Where does the definition of the determinant come from, and is the definition in terms of permutations the first and basic one?
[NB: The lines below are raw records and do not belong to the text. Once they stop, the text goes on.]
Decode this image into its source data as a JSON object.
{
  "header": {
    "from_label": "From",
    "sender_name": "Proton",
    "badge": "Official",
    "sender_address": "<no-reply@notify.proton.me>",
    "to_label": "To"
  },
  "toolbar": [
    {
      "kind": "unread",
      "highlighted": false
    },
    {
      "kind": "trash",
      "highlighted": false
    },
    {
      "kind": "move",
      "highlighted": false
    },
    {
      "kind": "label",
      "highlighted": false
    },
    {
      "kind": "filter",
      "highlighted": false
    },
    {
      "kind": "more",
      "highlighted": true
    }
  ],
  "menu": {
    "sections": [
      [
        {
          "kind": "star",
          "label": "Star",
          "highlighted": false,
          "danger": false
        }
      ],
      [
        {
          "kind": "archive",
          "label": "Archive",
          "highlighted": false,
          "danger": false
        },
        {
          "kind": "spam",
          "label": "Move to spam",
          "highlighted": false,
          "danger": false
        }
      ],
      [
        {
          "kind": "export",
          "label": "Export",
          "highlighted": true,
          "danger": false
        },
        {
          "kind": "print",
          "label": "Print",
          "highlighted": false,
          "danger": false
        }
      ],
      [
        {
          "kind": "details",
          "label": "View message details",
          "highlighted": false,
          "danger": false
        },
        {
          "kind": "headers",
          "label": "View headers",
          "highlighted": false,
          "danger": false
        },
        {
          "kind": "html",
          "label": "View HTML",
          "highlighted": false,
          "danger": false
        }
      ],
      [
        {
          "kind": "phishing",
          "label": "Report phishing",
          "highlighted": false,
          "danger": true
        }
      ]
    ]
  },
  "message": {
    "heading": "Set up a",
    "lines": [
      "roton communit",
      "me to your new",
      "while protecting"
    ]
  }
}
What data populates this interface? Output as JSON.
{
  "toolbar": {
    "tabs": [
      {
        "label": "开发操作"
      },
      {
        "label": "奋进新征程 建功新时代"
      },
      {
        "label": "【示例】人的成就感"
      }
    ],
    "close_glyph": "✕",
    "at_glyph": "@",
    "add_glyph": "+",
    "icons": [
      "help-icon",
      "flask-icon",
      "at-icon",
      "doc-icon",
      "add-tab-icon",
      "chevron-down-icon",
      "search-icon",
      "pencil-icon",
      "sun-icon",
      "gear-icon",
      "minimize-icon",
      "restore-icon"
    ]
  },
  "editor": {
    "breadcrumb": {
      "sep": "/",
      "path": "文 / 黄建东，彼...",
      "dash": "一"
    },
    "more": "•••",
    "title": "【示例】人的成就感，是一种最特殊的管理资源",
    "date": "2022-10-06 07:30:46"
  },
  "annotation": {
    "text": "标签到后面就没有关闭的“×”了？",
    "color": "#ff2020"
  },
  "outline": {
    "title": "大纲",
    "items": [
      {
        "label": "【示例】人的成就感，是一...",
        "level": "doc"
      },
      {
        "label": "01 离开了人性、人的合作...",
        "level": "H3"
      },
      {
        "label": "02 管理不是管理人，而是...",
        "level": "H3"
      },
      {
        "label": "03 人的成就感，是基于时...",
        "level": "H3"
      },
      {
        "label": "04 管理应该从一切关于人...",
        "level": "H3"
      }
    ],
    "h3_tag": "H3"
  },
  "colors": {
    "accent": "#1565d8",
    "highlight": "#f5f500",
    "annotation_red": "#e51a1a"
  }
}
What is the deep reason for giving such a definition in terms of permutations?
I have found this one useful:
This is only one of many possible definitions of the determinant.
A more “immediately meaningful” definition could be, for example, to define the determinant as the unique function on Rn×n such that
- The identity matrix has determinant 1.
- Every singular matrix has determinant 0.
- The determinant is linear in each column of the matrix separately.
(Or the same thing with rows instead of columns).
While this seems to connect to high-level properties of the determinant in a cleaner way, it is only half a definition because it requires you to prove that a function with these properties exists in the first place and is unique.
It is technically cleaner to choose the permutation-based definition because it is obvious that it defines something, and then afterwards prove that the thing it defines has all of the high-level properties we’re really after.
The permutation-based definition is also very easy to generalize to settings where the matrix entries are not real numbers (e.g. matrices over a general commutative ring) — in contrast, the characterization above does not generalize easily without a close study of whether our existence and uniqueness proofs will still work with a new scalar ring.